The Dingle International Film Festival, the innovative boutique festival which is open to everyone has taken the lead again. In a joint initiative with Irish animation company ‘Jam Media’ it is set to host ‘Animation Dingle’ a one-day gathering of industry professionals. The symposium will take place in the town’s St. James Church on Saturday 16th March, the second day of the four day festival. For the first time ever the senior figures running the top five companies in the sector will gather to celebrate their craft and discuss issues of mutual interest.
There is undoubtedly has been much to celebrate in recent years for Irish cartoon creators. Brown Bag films which will be represented at the Dingle event has earned Oscar nominations for Give Up Yer Auld Sins (2002), Granny O’Grimm’s Sleeping Beauty (2010) and Bafta and Emmy nominations for their hugely popular TV series, The Octonauts (2011). JAM Media, led by CEO Kerryman John Rice, itself won a BAFTA award last year for its animation/live action programme ‘Roy’. In addition it scooped up the Producer of the Year award at the Cartoon Forum’s event in Toulouse, France.
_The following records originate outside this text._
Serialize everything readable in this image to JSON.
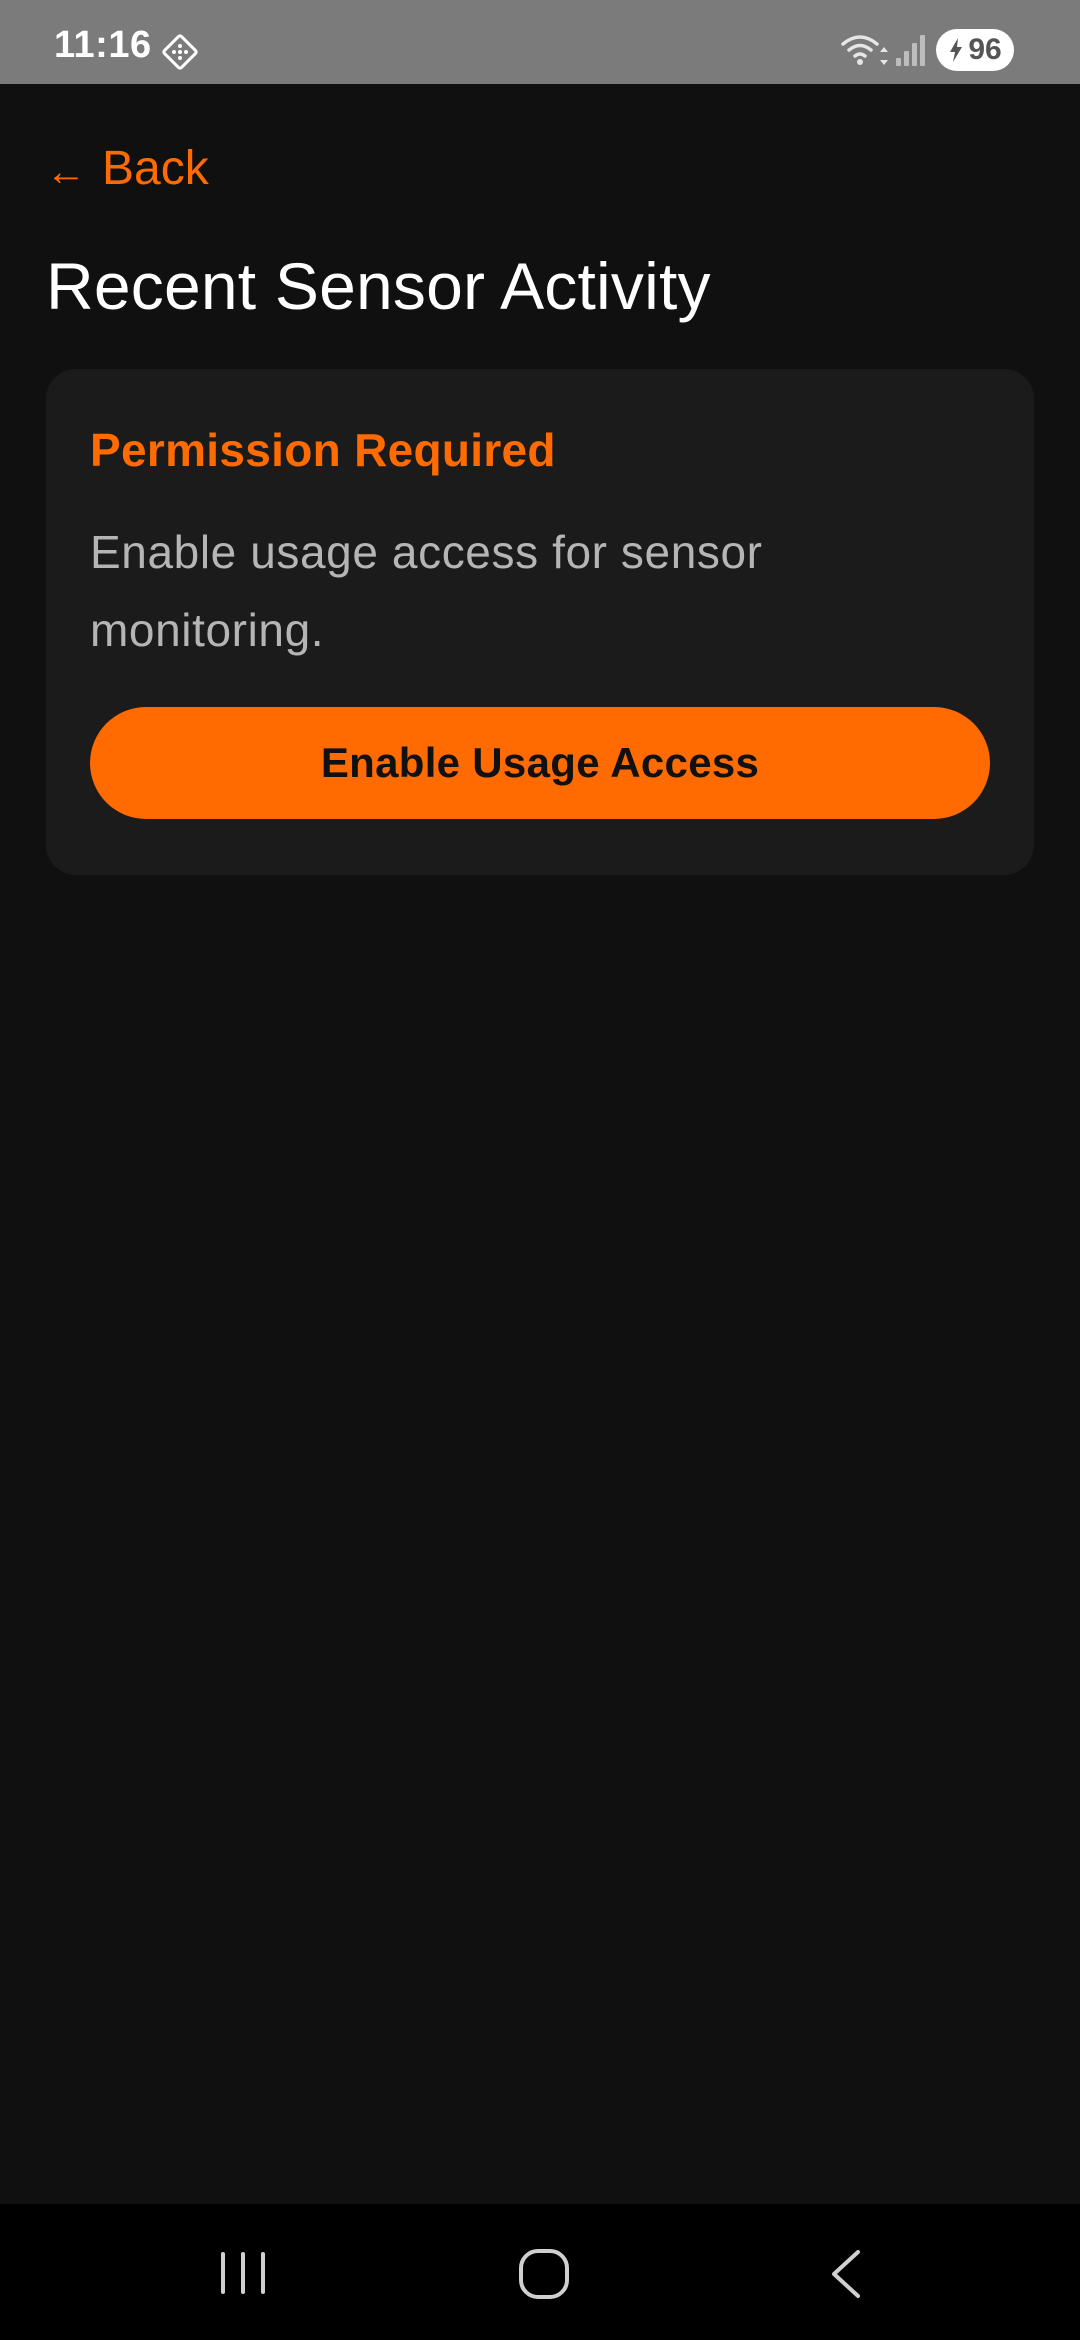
{
  "status_bar": {
    "time": "11:16",
    "battery_level": "96",
    "icons": [
      "app-notification-icon",
      "wifi-icon",
      "signal-icon",
      "battery-charging-icon"
    ]
  },
  "header": {
    "back_arrow": "←",
    "back_label": "Back",
    "title": "Recent Sensor Activity"
  },
  "permission_card": {
    "title": "Permission Required",
    "description": "Enable usage access for sensor monitoring.",
    "button_label": "Enable Usage Access"
  },
  "nav_bar": {
    "icons": [
      "recents-icon",
      "home-icon",
      "back-icon"
    ]
  },
  "colors": {
    "accent": "#ff6b00",
    "background": "#101010",
    "card": "#1b1b1b",
    "status_bar": "#7b7b7b",
    "nav_bar": "#000000"
  }
}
This key event will discuss and debate issue relevant to the practitioners in the sector. However interested viewers and cartoon enthusiasts are welcome to attend. There are in fact two childrens’ animation showcases being screened displaying work suitable for pre-primary and post-primary children. In addition the winner of the best short animation award at Sundance Film Festival will be on show.
The Dingle International Film Festival has a reputation for attracting industry names who come to the event year after year. Members of Gregory Peck’s family, who have cousins in the town have been frequent visitors as has celebrated documentary film-maker Sé Merry Doyle. This recorder of cultural life in Ireland and beyond has a particular task to perform at Animation Dingle. The ‘Jimmy Murakami Award’ for achievement in the practice of animation is to be presented for the first time. Fittingly it will be given to past Oscar nominee and director and animator of Raymond Biggs’s novels ‘The Snowman’ and ‘When the Wind Blows’, Jimmy Murakami. The Dublin-based Japanese-American has had an illustrious career and in Doyle agreeing to hand over the award a certain symmetry is accomplished. For it was his company Loopline Films that recorded Jimmy’s experiences and the residual anger resulting from his and his family’s internment in an American prison camp during the second world war.
What promises to be a seminal event in the history of the animation industry in Ireland will close with a visual treat. In 1967 the American Film Institute was founded by the Endowment for the Arts and Humanities. Gregory Peck a grandson of Dingle was one of the initial trustees. The first film the AFI funded in 1968 was ‘The Good Friends’ a ten-minute animation. Fittingly this piece will close out Animation Dingle 2013.